◆ **THE PROBLEM**
Scan the listing below. Report each line that includes "your".

______________________________

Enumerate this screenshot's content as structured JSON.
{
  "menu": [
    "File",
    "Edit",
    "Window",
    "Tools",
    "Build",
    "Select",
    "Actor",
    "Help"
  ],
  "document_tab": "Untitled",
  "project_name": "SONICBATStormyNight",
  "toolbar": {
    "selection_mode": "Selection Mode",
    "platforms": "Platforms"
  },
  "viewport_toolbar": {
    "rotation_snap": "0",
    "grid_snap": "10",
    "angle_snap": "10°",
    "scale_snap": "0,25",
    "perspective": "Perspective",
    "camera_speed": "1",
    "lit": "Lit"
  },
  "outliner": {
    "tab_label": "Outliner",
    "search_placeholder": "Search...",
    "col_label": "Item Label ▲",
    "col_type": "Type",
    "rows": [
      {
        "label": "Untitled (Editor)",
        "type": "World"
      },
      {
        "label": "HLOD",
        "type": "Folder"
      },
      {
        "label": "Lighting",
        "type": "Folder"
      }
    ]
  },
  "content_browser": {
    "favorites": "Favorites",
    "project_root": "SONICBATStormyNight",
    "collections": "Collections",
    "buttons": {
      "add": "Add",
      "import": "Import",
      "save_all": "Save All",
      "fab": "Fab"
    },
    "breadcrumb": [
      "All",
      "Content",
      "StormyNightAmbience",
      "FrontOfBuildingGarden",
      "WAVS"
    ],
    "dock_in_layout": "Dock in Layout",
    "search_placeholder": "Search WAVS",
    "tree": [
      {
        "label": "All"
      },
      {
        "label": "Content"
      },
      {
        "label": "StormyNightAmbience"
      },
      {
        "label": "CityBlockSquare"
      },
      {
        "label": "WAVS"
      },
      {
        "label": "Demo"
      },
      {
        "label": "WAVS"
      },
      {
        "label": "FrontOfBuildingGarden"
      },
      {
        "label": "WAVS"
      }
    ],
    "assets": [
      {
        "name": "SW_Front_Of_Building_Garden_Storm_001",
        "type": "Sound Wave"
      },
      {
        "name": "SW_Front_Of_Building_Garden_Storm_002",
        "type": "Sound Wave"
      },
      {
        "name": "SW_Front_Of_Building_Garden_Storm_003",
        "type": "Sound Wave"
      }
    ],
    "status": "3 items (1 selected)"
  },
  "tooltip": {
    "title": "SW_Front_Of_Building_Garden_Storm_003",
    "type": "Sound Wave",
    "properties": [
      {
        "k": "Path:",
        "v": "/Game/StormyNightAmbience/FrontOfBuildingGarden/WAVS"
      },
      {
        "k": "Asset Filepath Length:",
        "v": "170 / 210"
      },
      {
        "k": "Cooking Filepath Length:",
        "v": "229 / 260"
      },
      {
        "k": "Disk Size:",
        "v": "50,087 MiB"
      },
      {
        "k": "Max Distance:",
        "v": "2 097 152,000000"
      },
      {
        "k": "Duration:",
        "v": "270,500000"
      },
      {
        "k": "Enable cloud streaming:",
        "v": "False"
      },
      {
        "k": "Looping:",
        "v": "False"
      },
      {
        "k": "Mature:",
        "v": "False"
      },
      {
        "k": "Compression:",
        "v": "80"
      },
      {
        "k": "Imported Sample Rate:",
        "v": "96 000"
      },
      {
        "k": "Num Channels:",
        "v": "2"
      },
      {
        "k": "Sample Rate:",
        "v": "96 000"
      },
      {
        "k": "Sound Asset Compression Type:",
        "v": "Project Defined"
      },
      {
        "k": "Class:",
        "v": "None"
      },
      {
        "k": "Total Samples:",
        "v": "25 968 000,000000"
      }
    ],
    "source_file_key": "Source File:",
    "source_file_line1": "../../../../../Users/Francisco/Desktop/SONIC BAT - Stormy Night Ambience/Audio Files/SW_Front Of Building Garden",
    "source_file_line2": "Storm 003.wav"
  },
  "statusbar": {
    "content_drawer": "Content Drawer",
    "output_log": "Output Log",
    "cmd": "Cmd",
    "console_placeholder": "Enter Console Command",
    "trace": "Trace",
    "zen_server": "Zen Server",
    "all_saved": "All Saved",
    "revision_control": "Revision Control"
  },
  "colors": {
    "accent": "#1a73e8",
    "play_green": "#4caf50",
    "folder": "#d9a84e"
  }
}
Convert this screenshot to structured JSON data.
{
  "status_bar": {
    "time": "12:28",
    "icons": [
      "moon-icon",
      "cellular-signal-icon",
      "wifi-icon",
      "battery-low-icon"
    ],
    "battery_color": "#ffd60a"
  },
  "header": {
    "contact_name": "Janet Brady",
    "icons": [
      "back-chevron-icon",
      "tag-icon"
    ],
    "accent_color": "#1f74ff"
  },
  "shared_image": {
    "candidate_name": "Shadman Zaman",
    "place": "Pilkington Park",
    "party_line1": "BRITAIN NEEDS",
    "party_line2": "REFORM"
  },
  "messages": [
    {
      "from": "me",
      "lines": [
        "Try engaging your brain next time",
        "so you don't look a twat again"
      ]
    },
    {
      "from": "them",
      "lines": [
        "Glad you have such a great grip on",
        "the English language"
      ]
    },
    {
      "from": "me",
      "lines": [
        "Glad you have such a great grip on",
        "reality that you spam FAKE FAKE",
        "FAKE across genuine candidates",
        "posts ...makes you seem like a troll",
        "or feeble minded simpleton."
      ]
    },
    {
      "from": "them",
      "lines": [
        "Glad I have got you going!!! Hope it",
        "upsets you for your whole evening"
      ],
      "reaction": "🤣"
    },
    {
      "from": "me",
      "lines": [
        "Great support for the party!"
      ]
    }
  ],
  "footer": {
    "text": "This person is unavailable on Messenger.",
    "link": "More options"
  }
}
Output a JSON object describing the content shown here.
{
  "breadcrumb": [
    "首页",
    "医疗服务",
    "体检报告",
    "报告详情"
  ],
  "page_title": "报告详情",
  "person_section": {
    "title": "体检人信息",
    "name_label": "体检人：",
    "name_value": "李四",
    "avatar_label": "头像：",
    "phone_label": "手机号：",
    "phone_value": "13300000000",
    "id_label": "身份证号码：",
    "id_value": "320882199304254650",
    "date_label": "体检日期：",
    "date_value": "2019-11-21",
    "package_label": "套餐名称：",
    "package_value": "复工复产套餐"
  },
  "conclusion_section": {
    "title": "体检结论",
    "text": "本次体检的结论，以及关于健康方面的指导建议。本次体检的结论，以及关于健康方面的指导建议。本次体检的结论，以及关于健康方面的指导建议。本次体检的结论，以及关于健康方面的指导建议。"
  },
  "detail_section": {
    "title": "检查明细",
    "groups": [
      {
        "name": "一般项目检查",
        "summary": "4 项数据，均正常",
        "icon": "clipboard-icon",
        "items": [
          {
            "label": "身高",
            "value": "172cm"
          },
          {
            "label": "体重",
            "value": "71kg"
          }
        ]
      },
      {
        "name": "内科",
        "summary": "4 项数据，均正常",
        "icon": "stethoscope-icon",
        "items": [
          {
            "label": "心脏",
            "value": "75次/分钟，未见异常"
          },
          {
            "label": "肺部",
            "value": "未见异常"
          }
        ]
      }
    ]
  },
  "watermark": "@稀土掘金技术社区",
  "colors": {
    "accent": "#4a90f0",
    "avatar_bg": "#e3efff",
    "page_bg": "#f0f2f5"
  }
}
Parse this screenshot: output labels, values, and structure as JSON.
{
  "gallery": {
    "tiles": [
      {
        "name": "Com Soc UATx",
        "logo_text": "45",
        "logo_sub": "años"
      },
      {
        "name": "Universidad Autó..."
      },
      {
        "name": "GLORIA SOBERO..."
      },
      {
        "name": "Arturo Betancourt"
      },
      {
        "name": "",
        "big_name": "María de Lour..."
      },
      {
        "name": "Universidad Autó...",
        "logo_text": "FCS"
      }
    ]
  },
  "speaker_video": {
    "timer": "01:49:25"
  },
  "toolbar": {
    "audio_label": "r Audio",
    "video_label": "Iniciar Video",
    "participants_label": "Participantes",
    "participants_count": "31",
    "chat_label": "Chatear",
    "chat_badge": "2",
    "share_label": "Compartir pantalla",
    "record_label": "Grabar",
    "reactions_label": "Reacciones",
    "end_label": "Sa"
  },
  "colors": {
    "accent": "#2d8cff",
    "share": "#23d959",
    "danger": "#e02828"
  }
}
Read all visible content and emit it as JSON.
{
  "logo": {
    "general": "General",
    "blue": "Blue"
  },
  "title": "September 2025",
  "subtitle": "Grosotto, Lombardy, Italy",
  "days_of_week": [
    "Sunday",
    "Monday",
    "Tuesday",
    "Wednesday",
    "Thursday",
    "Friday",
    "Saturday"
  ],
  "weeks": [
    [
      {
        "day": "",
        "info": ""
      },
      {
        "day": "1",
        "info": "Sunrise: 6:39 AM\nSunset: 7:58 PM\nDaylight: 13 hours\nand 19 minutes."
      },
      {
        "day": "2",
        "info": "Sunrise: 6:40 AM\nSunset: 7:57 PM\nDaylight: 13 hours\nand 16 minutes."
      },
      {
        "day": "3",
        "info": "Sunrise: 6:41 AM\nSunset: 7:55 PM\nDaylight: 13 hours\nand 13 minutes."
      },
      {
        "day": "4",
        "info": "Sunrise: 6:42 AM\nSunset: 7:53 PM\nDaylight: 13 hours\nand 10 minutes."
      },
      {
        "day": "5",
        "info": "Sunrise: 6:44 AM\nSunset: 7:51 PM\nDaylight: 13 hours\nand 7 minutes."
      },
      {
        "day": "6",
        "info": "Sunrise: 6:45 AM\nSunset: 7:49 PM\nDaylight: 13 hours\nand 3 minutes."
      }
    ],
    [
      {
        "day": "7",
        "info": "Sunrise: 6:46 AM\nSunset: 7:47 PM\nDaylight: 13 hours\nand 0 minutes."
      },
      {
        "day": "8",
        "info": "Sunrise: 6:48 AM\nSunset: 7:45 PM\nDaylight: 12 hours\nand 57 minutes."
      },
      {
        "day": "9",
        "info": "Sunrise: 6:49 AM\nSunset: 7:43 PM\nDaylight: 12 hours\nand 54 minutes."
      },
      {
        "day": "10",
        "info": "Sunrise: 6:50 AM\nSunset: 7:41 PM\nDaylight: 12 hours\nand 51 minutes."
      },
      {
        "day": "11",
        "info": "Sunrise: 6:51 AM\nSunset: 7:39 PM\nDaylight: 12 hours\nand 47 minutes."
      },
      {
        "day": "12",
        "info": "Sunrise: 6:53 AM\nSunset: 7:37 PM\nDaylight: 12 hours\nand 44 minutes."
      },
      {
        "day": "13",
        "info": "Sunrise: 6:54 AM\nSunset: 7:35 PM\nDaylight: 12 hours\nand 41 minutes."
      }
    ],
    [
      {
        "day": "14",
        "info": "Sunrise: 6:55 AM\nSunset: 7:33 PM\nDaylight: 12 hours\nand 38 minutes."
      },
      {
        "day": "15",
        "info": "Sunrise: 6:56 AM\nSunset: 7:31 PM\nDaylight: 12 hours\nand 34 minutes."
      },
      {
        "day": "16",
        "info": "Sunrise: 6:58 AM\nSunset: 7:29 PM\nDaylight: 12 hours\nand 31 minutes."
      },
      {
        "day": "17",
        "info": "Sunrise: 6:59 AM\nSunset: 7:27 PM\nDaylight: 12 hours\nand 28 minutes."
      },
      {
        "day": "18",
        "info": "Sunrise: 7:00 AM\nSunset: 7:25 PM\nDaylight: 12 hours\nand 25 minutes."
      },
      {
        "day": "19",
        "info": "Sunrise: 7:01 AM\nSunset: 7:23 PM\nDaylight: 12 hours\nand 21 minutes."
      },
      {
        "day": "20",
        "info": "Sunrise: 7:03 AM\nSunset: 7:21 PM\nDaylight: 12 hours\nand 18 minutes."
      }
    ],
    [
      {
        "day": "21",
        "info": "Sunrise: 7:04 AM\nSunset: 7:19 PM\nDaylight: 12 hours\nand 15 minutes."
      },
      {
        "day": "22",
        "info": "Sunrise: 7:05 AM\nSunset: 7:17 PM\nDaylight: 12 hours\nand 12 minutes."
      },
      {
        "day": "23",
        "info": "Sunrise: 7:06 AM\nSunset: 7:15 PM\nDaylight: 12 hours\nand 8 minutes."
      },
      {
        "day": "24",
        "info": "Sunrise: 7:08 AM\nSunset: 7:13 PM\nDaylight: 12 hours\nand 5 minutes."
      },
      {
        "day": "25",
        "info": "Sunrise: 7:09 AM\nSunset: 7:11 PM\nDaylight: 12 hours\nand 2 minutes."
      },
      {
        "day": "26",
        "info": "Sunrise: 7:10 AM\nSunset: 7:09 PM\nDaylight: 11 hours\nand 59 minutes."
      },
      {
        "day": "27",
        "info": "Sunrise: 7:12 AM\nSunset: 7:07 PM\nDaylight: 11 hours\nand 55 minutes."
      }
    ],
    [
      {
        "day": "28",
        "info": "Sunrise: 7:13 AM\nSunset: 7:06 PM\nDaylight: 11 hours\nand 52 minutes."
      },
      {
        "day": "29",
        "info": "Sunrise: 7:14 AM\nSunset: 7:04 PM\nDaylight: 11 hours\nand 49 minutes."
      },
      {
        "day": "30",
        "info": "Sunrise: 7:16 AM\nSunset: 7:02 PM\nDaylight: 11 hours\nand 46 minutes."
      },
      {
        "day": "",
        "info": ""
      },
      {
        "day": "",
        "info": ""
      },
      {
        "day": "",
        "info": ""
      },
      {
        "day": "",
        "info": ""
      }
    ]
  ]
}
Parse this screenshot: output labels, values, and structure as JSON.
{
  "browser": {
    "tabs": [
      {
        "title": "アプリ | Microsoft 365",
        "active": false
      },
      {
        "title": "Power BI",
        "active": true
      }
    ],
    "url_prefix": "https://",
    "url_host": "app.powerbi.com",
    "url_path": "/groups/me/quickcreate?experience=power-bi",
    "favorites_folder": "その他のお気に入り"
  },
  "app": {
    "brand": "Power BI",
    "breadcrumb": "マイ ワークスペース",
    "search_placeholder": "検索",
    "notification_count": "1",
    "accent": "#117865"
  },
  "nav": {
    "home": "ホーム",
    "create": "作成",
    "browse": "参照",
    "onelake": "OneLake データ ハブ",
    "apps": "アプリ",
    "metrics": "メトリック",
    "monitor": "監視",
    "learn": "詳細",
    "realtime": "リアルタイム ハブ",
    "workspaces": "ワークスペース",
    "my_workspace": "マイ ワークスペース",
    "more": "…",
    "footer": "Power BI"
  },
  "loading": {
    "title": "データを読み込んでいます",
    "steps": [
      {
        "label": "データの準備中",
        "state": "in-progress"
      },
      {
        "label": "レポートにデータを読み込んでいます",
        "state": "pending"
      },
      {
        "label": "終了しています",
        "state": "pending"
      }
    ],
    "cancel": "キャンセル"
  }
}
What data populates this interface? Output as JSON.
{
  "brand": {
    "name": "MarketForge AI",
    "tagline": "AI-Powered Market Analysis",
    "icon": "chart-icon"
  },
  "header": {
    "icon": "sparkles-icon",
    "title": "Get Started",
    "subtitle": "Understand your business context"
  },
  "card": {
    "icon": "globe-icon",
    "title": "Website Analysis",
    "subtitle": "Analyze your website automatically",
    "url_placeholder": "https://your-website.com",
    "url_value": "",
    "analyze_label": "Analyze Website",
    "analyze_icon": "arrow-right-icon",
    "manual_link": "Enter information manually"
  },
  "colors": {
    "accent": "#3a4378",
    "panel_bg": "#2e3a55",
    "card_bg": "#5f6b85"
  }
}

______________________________

◆ **TASK ANSWER**
        "Try engaging your brain next time",
        "upsets you for your whole evening"
    "subtitle": "Understand your business context"
    "subtitle": "Analyze your website automatically",
    "url_placeholder": "https://your-website.com",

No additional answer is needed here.